For several years vendors, analysts, and solutions providers have tried in vain to predict “the year for RFID.” But, serious obstacles such as expensive tags, slow read rates, inaccurate reads, and impenetrable obstacles such as liquids and metals have kept RFID from reaching its full potential.
With all that said, RFID technology has recently made significant strides. Whether you’re a potential user of RFID technology or an IT solutions provider/VAR, now is a good time to take a second look at the real state of RFID.
1. RFID ROI Is No Myth
Businesses that have implemented RFID and real-time location systems (RTLS) to track assets and improve security are reporting clearer benefits and shorter payback periods than ever before. According to an Aberdeen Research study, businesses can realistically expect full ROI for RFID-based processes in 30 months, and sometimes as low as 18 months.

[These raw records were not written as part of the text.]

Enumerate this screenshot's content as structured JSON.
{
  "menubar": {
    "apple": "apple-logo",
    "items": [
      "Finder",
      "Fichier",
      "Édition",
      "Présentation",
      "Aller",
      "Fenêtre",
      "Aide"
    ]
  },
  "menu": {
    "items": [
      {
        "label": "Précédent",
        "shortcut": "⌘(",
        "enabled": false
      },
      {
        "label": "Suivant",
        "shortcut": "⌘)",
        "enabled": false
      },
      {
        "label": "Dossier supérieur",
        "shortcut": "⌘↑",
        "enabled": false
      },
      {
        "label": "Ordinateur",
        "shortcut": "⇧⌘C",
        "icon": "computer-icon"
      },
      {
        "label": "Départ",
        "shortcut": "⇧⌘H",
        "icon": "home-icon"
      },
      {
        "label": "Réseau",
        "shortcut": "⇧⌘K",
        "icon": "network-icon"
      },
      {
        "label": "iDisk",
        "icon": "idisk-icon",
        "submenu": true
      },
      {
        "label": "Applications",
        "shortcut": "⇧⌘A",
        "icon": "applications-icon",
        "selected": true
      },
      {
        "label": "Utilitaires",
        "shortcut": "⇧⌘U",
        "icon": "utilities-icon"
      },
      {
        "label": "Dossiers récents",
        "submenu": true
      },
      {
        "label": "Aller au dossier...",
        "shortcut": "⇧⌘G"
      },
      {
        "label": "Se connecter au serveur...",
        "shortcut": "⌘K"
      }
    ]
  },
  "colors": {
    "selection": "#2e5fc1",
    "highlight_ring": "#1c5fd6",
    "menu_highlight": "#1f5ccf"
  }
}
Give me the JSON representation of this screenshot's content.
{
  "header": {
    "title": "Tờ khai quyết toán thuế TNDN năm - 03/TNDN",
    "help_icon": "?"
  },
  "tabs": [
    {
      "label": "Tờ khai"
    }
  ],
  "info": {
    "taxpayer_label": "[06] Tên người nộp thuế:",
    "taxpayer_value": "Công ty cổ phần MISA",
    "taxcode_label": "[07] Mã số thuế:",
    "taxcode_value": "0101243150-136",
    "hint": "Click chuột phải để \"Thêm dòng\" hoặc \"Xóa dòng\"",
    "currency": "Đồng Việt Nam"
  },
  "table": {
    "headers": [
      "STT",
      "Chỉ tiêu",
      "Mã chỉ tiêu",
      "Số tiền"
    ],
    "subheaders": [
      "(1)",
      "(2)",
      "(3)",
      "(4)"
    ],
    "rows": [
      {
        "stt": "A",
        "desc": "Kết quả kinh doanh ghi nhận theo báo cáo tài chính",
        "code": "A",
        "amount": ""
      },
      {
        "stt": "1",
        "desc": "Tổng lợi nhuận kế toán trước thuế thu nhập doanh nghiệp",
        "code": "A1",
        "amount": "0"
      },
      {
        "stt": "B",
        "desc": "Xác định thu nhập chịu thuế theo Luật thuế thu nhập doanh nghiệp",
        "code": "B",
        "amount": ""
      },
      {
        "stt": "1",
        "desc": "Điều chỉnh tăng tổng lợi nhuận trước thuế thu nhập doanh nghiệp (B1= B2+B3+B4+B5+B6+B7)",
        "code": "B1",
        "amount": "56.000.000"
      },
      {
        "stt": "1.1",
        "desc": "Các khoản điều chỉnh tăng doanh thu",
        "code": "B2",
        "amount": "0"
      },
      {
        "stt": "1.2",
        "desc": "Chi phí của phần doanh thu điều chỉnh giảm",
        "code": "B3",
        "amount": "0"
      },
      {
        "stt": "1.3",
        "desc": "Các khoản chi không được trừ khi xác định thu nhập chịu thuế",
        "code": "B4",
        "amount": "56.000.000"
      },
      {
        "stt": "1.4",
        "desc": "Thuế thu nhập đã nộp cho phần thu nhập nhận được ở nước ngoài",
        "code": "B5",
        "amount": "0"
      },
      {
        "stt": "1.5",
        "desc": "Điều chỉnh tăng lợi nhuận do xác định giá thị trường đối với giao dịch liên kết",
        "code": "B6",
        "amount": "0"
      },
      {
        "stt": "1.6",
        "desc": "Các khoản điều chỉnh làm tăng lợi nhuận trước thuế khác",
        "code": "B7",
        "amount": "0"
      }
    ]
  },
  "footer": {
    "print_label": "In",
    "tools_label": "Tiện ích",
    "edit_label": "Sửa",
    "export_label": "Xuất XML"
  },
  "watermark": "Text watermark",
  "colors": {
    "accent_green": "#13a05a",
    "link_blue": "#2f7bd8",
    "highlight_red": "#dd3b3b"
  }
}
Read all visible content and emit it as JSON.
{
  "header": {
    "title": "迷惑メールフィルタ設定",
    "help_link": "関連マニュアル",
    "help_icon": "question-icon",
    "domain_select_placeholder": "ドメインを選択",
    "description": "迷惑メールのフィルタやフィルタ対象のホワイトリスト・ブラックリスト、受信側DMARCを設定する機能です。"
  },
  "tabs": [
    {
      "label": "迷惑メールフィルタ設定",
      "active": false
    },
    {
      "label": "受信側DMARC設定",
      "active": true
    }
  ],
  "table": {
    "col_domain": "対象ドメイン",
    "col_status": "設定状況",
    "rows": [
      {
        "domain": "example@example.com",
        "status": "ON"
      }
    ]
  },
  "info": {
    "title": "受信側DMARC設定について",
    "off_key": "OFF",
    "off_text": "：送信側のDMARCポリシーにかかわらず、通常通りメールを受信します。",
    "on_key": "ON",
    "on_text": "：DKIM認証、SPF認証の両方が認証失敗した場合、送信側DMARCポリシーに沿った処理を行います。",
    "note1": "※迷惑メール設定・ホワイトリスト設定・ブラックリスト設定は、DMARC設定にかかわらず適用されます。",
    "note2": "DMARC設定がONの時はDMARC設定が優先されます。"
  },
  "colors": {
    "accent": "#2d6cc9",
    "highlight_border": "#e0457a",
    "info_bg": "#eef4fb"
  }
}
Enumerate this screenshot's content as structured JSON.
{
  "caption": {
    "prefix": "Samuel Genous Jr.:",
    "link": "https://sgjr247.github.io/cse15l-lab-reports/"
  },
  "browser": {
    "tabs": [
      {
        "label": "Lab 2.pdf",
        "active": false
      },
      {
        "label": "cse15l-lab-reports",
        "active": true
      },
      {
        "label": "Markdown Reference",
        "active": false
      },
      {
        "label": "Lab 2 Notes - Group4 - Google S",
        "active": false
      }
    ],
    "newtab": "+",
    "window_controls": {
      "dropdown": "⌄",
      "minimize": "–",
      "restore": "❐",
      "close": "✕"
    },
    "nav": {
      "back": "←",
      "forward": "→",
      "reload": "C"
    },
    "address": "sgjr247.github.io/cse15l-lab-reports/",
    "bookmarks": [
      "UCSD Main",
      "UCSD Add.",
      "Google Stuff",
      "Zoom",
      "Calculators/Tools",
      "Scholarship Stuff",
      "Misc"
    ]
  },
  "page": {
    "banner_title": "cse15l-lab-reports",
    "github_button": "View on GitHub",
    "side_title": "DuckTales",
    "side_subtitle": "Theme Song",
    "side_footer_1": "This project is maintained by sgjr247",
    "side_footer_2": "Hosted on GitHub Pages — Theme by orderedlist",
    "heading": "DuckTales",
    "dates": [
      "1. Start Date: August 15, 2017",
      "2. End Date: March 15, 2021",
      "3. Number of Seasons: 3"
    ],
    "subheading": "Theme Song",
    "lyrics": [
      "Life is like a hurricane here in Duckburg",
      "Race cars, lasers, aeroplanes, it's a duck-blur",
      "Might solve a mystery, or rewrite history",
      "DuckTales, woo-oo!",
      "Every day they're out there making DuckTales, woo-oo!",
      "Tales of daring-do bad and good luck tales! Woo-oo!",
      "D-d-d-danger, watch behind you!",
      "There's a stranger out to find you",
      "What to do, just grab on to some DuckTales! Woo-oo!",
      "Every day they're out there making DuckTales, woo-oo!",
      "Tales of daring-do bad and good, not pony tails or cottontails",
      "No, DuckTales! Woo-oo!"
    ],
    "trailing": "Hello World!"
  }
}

Consider the aerospace giant, Boeing. After testing Zebra smart label printer/encoders, Boeing decided to use RFID to identify critical parts on its Dreamliner 787 aircraft in order to help improve maintenance operations, save time during pre-flight inspections, improve traceability and safety, and streamline record keeping. After more than 1,500 flight hours of testing, Boeing reported 100 percent read rates and 100 percent data accuracy, giving it the confidence to move forward with its RFID tagging project.
2. RFID In Healthcare Predicted To Be $1 Billion Market
According to Kalorama Information’s report, The Global Market for RFID in Healthcare, RFID is playing a growing role in tracking staff members, patients, hospital equipment, and patient medications in order to improve the current state of healthcare. For example, RFID can be used to identify a staff member approaching a soap dispenser and can confirm the amount of time a staff member spends washing their hands to help reduce the spread of infections among patients. Additionally, RFID tags can be used in patient wristbands and medicine containers, significantly reducing the likelihood of patients receiving the wrong medicines or incorrect dosages. Applications like these will push RFID to become a $1 billion market in healthcare in the near future.
3. Several Vertical Markets Are Reporting Compelling RFID Benefits
Businesses in other verticals such as government, transportation and logistics, pharmaceuticals, food and beverage, warehousing/distribution, consumer goods, automotive, and utilities are citing business benefits from RFID. Depending on the project goals, common objectives RFID is used to address include saving time, preventing errors, ensuring process integrity, and performing functions that are beneficial to the organization.
In fact, an Aberdeen Group benchmark report revealed that companies employing RFID-supported processes for at least six months realized the following benefits:
Many RFID applications achieve viable ROIs because users now have the flexibility to choose from an array of technologies (including tags ranging from high frequency to ultra-high frequency), and they can tailor their solution to solve specific business needs. Processes in which manual data collection creates data errors or other bottlenecks are prime candidates for RFID solutions. Even though the days of boldly predicting RFID’s arrival are behind us, the improvements that have occurred over the past couple of years and the studies that have been conducted prove that RFID is ready for primetime.
- Average cycle-time reductions of 19%
- A 27% reduction in safety stock
- A 24% improvement in change-over time